by Naomi Price & Martin Rowe @ edn.com:
USB data-acquisition modules offer good value and ease of use, which makes them an attractive choice for manufacturing test. But before you use the modules in a manufacturing test system, you need to take steps to protect them. During manufacturing test of circuit boards or subassemblies, a defect in an assembly may result in a condition that damages a data-acquisition module.
The typical USB DIO (digital I/O) module uses a set of 8-bit bidirectional tristate ports. Figure 1 shows a typical circuit that we test with one of those ports. We use one digital output pin from the USB module to drive the circuit and one digital input pin to read the circuit’s response.
Protect USB measurement circuits – [Link]
microtherion has published new project the ChipHeadBang, that is available on Github:
Design for an USB to Serial converter with ICSP header for (slow) bitbang programming, based on the CH340G chip.
While this seems to work pretty well, and the CH340G can be obtained extremely cheaply from sources such as AliExpress, driver support can be a bit iffy. For current versions of OS X, the vendor provided driver will cause kernel panics, and as far as I know, only this commercial alternative will work
ChipHeadBang – design for an USB to Serial converter with ICSP header – [Link]
by Abhishek Gupta @ edn.com:

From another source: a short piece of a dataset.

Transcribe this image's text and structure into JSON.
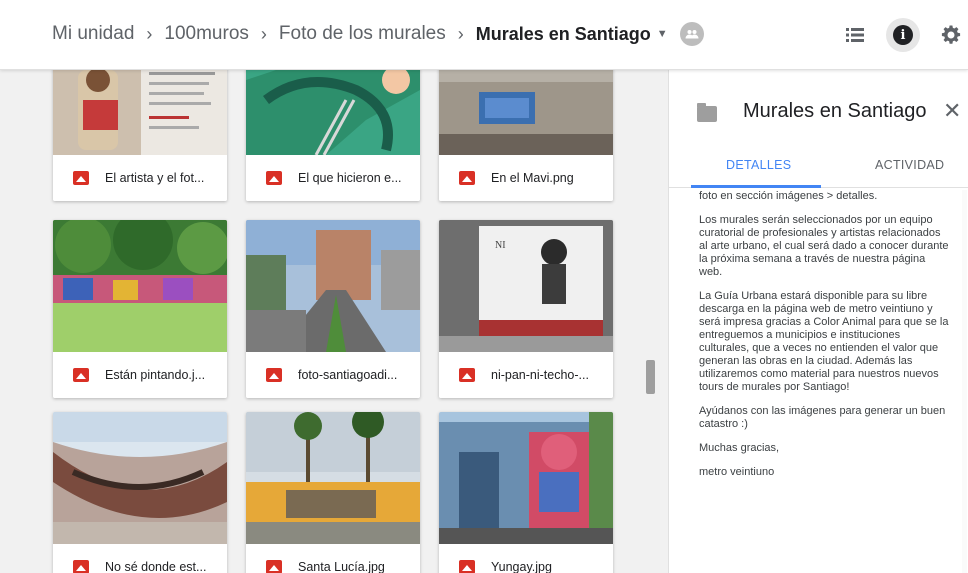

In the last 14 years, the Universal Serial Bus (USB) has become the standard interface to connect devices to a computer. Whether it’s an external hard drive, a camera, the mouse, a printer, or a scanner, the physical connection to transfer data between devices generally is a USB cable. The interface is indeed universal.
USB technology has been under development since 1993. The first official definition, USB 1.0, was introduced in 1996. It provides a Low-Speed transfer rate of 1.5 Mbits/s for sub-channel keyboards and mice, and a Full-Speed channel at 12 Mbits/s. USB 2.0, which came in 2001, made a leap to Hi-Speed transfer rates of up to 480 Mbits/s. In 2010, USB 3.0 finally hit the market.
USB 3.0 – Everything you need to know – [Link]
by simplicio @ instructables.com:
PUB! is a Programmable USB Button on which you can program a sequence of keystrokes. When you press the button those keystrokes are “replayed” over a USB connection.
The button (which is really a rotary encoder with a built-in push button switch) is programmed using an innovative and slightly quirky interface that does not require any custom software to be installed on your computer. All you need is a text editor like Notepad (for Windows) or gedit (for Linux).
PUB! Programmable USB Button – [Link]
If you have old USB headphones you can easily transform them to a USB sound. This card can be helpful during testing of home built devices connected to the speaker or microphone ports on the PC (for example A proof of concept of a simple sonar and Constructing a homemade microphone).
USB sound card made from a broken USB headphones – [Link]
by mjlorton @ youtube.com:
I take a look at the YZXstudio USB 3.0 Power Monitor with OLED display which is sold by Franky – http://stores.ebay.com/99centhobbies
I demonstrate this very handy tool on a UBS power bank and show the issues with the USB voltage and losses across a USB cable.
USB 3.0 Power Monitor – YZXstudio – [Link]
by Solarcycle @ instructables.com:
Power Stacker is a portable, modular, USB rechargeable lithium-ion battery pack. Stack them together for power hungry projects or separate them for smaller projects with this modular system. The Gerber, BOM, and .STL files are available below.
Power Stacker does what other USB rechargeable batteries have failed to do, and that’s the ability to combine together for increased battery capacity or separate in to many small batteries for smaller projects. You can literally use the same Power Stacker batteries for many years across many applications!
Stackable USB Rechargeable Battery System – [Link]